Selecting a Toothpaste
posted: Oct. 10, 2020.
When you walk down the oral care aisle at the grocery store, do you ever wonder how to choose between all the toothpastes on the shelves? Here are some things to consider when making your choice.
First, pick one that has the ADA Seal on it. (If you don’t know what the ADA Seal looks like, ask your dentist!) Toothpastes that have this seal have gone through a process to show that they do what they claim to do and that they are not harmful to teeth.
Fluoride or other anti-cavity ingredients are strongly recommended for adults and kids once they’re old enough to spit out extra toothpaste rather than swallowing it. (For infant toothpastes, don’t worry about fluoride.)
Beyond that, your choice may depend on what you want or need.
Toothpastes marked as “For Sensitive Teeth” usually contain extra ingredients to try to help control sensitivity. It is most effective for teeth that are sensitive to temperatures.
Whitening toothpastes work by removing surface stains from your teeth. (Very few are actually whiteners like tooth whitening products.) These toothpastes tend to be more abrasive and should not be used all the time. They can scratch porcelain restorations (such as crowns or veneers) and wear away your tooth enamel. (Oddly enough, lost tooth enamel can make your teeth look darker rather than the lighter color you might think you’d get from a whitening toothpaste.)

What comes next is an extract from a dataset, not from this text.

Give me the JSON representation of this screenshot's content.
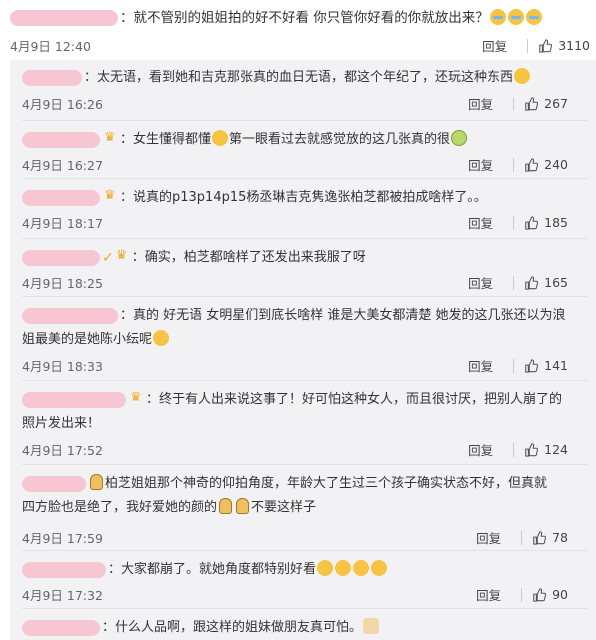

Baking soda is helpful. It is a mild abrasive and it helps to counter the acids that cause cavities. It also helps reduce gum inflammation (swelling and redness).
Liquid Calcium and/or ACP (Calcium Phosphate) are being tested to see if they can help keep tooth enamel from wearing away as quickly by replacing calcium on the tooth surface. Liquid calcium may better get into crevices and rough spots to help restore luster to surface enamel.
Triclosan has been shown to reduce gum inflammation and gingivitis (but if you have periodontal disease, it will not cure it.) but some experts (not necessarily dental experts) feel that it has been overused and is causing antibiotic-resistant bacteria.
If you suffer from frequent canker sores, you may want to find a toothpaste that does not contain Sodium Lauryl Sulfate (SLS). Some studies indicate that SLS, which is a foaming agent, may increase canker sores in susceptible users. Just be aware that these toothpastes won’t foam up as much as the average ones do.
One newer technology is activated Edithamil which works to change the environment around the tooth so that the bacteria and other biofilm agents that stick to our teeth, cannot attach to the tooth as easily.
I hope this helps you navigate the toothpaste aisle a bit easier. If there’s a type you’re interested in, ask your dentist to recommend some brands that have that ingredient or type—particularly if you’re having trouble narrowing it down in the supermarket aisle.
Dr. Jennifer Robb is a general dentist with an office on the Lorain/Amherst border at 1320 Cooper Foster Park Rd., Lorain, OH 44053. If you do not have a dentist, she invites you to join her office. Call 440-9600-1940. Find out more about Dr. Robb at www.drjrobb.com or join her Facebook page at www.Facebook.com/DrJenniferRobb